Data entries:
======

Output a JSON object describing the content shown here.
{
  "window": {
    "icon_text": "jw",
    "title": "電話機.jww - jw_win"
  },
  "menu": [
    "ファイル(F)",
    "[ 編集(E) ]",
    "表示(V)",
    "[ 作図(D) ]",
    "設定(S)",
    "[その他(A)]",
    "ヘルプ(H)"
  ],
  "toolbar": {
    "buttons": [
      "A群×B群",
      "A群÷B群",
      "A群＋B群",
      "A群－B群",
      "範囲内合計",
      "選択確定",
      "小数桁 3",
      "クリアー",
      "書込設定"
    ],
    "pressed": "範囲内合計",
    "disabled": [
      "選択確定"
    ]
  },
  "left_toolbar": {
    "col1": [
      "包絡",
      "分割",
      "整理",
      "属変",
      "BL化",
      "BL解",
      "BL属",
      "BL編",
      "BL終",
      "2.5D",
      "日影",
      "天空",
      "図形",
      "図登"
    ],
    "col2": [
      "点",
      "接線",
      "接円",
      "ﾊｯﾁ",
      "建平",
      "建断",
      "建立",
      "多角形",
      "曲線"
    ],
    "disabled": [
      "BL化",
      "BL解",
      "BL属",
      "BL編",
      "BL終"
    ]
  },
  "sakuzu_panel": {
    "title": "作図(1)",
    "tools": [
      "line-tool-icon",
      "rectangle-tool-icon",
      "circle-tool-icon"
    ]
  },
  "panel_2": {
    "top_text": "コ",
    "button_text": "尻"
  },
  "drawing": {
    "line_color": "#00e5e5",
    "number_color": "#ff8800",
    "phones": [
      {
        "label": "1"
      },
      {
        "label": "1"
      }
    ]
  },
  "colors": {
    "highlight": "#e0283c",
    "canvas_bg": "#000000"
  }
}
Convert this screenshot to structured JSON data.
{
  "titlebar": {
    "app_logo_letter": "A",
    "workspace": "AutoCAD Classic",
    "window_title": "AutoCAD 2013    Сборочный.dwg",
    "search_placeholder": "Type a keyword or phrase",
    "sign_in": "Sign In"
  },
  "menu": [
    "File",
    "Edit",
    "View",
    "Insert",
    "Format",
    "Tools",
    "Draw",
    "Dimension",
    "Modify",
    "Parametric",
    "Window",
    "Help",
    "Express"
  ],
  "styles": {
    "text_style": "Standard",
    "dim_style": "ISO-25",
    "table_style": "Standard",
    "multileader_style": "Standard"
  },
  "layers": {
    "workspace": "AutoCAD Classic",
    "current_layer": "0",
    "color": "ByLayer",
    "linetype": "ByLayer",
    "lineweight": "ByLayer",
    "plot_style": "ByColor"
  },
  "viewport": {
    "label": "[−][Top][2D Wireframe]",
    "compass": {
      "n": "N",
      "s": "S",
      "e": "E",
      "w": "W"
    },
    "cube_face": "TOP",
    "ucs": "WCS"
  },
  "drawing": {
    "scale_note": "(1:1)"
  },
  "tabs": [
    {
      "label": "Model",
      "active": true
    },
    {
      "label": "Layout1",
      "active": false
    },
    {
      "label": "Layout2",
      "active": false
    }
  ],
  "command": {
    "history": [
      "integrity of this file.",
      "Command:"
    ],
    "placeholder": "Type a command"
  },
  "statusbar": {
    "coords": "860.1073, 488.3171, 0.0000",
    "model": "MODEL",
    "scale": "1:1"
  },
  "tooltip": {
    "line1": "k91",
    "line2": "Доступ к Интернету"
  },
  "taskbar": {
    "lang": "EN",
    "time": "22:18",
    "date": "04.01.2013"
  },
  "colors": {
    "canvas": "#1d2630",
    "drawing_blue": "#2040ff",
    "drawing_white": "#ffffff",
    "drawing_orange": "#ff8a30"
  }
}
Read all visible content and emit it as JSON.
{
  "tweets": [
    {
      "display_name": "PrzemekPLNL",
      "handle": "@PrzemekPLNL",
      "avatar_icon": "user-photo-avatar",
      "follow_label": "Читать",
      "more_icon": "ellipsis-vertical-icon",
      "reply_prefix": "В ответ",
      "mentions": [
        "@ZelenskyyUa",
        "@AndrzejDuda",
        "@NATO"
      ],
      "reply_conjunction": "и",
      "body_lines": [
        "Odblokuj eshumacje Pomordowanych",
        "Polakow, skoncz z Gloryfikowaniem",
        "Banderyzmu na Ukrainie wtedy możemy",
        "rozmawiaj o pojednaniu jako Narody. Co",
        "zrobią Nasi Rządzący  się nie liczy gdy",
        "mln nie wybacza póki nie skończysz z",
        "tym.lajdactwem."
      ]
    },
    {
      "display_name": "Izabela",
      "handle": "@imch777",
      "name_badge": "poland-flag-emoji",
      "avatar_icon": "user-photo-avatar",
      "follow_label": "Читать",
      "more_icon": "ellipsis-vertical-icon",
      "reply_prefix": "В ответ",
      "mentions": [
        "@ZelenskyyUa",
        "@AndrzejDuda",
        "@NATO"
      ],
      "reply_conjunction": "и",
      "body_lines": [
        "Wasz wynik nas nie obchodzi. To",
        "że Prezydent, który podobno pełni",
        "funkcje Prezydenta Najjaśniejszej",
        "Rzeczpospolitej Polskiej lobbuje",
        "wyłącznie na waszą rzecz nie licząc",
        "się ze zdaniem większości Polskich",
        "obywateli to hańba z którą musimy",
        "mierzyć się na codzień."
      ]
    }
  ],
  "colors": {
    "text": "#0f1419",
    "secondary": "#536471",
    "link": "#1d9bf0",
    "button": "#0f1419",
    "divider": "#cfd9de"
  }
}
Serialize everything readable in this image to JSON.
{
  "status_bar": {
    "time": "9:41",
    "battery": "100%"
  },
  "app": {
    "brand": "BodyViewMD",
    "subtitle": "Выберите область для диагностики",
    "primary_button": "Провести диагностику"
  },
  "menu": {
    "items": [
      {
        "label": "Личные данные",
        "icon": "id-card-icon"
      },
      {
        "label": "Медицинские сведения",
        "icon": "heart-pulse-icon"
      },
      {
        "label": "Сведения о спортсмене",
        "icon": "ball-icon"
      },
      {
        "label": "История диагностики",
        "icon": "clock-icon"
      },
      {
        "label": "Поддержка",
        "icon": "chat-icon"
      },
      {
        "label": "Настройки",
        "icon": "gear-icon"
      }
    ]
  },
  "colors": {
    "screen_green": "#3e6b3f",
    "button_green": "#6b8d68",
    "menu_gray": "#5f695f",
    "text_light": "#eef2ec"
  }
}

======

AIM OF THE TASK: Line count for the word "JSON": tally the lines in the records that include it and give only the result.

ANSWER SPACE: 4